The interrupted screening comes from two basic premises: 1) radical films alone don’t necessarily encourage action beyond the movie theatre; 2) the screening practices prevalent in the exhibition contexts where radical film culture is lived are not necessarily radical. Often following a rigid, hierarchical model, these events generally feature visible experts providing knowledge, introducing the screening, leading debates and Q&A after the films, usually watched in their entirety.
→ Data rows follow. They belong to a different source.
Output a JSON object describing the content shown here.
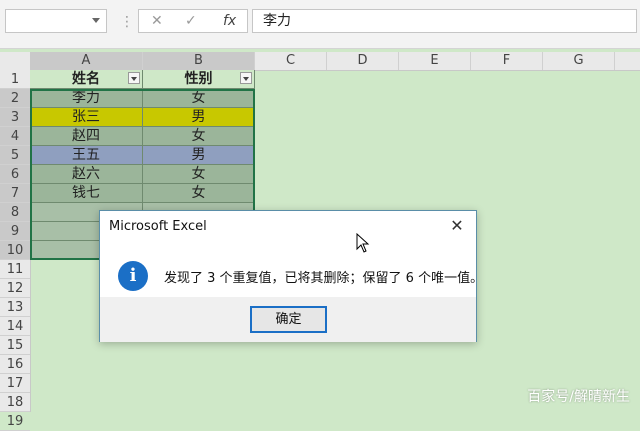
{
  "formula_bar": {
    "name_box_value": "",
    "separator_glyph": "⋮",
    "cancel_glyph": "✕",
    "enter_glyph": "✓",
    "fx_label": "fx",
    "formula_value": "李力"
  },
  "columns": [
    "A",
    "B",
    "C",
    "D",
    "E",
    "F",
    "G"
  ],
  "rows": [
    "1",
    "2",
    "3",
    "4",
    "5",
    "6",
    "7",
    "8",
    "9",
    "10",
    "11",
    "12",
    "13",
    "14",
    "15",
    "16",
    "17",
    "18",
    "19"
  ],
  "table": {
    "headers": [
      "姓名",
      "性别"
    ],
    "records": [
      {
        "name": "李力",
        "gender": "女",
        "color": "#9bb59a"
      },
      {
        "name": "张三",
        "gender": "男",
        "color": "#c8c800"
      },
      {
        "name": "赵四",
        "gender": "女",
        "color": "#9bb59a"
      },
      {
        "name": "王五",
        "gender": "男",
        "color": "#8f9fbf"
      },
      {
        "name": "赵六",
        "gender": "女",
        "color": "#9bb59a"
      },
      {
        "name": "钱七",
        "gender": "女",
        "color": "#9bb59a"
      }
    ]
  },
  "colors": {
    "sheet_bg": "#cfe8c8",
    "selection_border": "#217346",
    "empty_selected": "#a8bfa7"
  },
  "dialog": {
    "title": "Microsoft Excel",
    "close_glyph": "✕",
    "icon_glyph": "i",
    "message": "发现了 3 个重复值，已将其删除；保留了 6 个唯一值。",
    "ok_label": "确定"
  },
  "watermark": "百家号/解晴新生"
}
Bringing together ideas from the debates on the relocation and re-relocation of cinema, inattentive engagements, and the links between anxiety, militancy, and consciousness-raising, Elena has elaborated and applied a screening model based on the exhibition practices associated with Third Cinema in the Latin American context, which involves participants talking about films during breaks within, not after the screening, in a small group.
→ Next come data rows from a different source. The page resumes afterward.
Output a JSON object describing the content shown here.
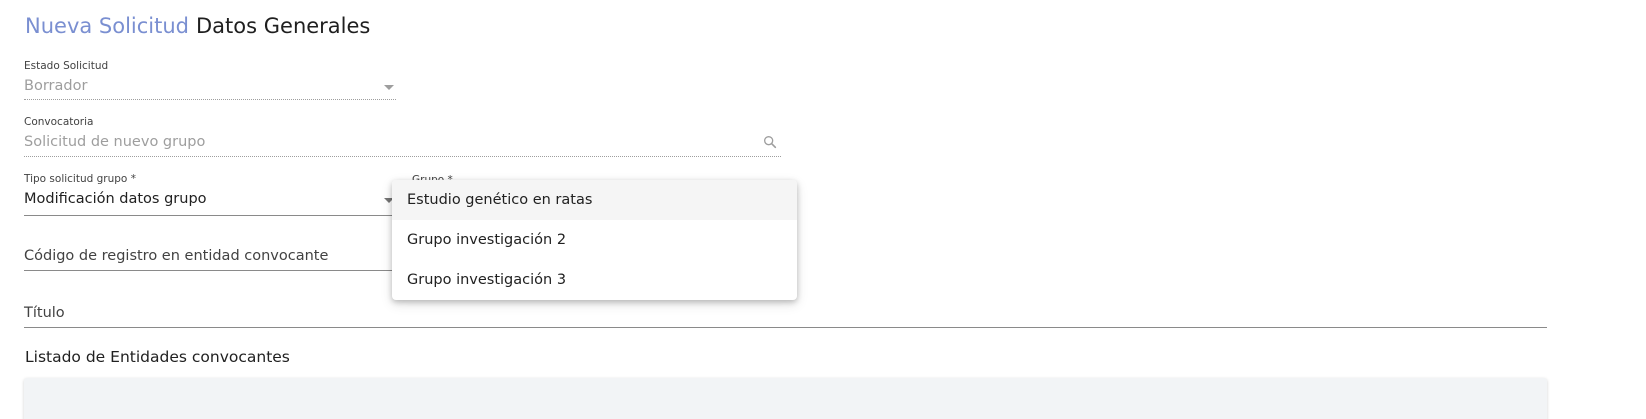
{
  "header": {
    "primary": "Nueva Solicitud",
    "secondary": "Datos Generales"
  },
  "form": {
    "estado": {
      "label": "Estado Solicitud",
      "value": "Borrador"
    },
    "convocatoria": {
      "label": "Convocatoria",
      "value": "Solicitud de nuevo grupo"
    },
    "tipo": {
      "label": "Tipo solicitud grupo *",
      "value": "Modificación datos grupo"
    },
    "grupo": {
      "label": "Grupo *"
    },
    "codigo": {
      "label": "Código de registro en entidad convocante"
    },
    "titulo": {
      "label": "Título"
    }
  },
  "dropdown": {
    "options": [
      "Estudio genético en ratas",
      "Grupo investigación 2",
      "Grupo investigación 3"
    ],
    "active_index": 0
  },
  "section": {
    "title": "Listado de Entidades convocantes"
  },
  "icons": {
    "search": "search-icon",
    "dropdown_arrow": "arrow-drop-down-icon"
  },
  "colors": {
    "accent": "#7a8fd1",
    "disabled_text": "#9e9e9e",
    "hover_bg": "#f5f5f5"
  }
}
The aim of this workshop is to introduce the basic ideas behind the model and, after participating in an interrupted screening, discuss its potential applications in the exhibition contexts in which participants operate as curators or audience. The idea is to establish a network through which the practice of the interrupted screening can develop further.
As part of the workshop we’re going to do an interrupted screening of Ousmane Sembène’s La noire de… (Black Girl 1966). The film tells the story of Diouana (Thérèse M’Bisine Diop), a young Senegalese woman eager to find a better life and who takes a job as a governess for a bourgeois French family. Mistreated by her employers, Diouana’s hopes turn to disillusionment and she descends into a state of isolation and despair.
Elena Boschi is an independent scholar and film curator based in Genoa, Italy. After working at various universities in the north west of England as a lecturer and being a union rep for a few years, she realized that UK Higher Education wasn’t sustainable anymore and decided to move on, looking for a new space for critical thinking and practice in a post-academic life. Her earlier research projects primarily focused on the role of popular music in the representation of sexuality, gender, and class in Italian, Spanish, and British cinema. She has also published on visible playback technology in film and on the audiovisual style in the films of Wes Anderson (both co-authored with Tim McNelis), and she was co-editor of a special issue of the Journal of British Cinema and Television on Gender, Ageing, and Sexuality in British Cinema After Thatcher with Christine Geraghty. Elena’s more recent research on alternative screening practices has informed her curation of interrupted screenings, in which participants discuss films in small groups during scheduled breaks rather than just at the end to promote a radical film experience. She has curated screenings in England, Scotland, and Italy, working primarily with film festivals, charities, and occupied spaces.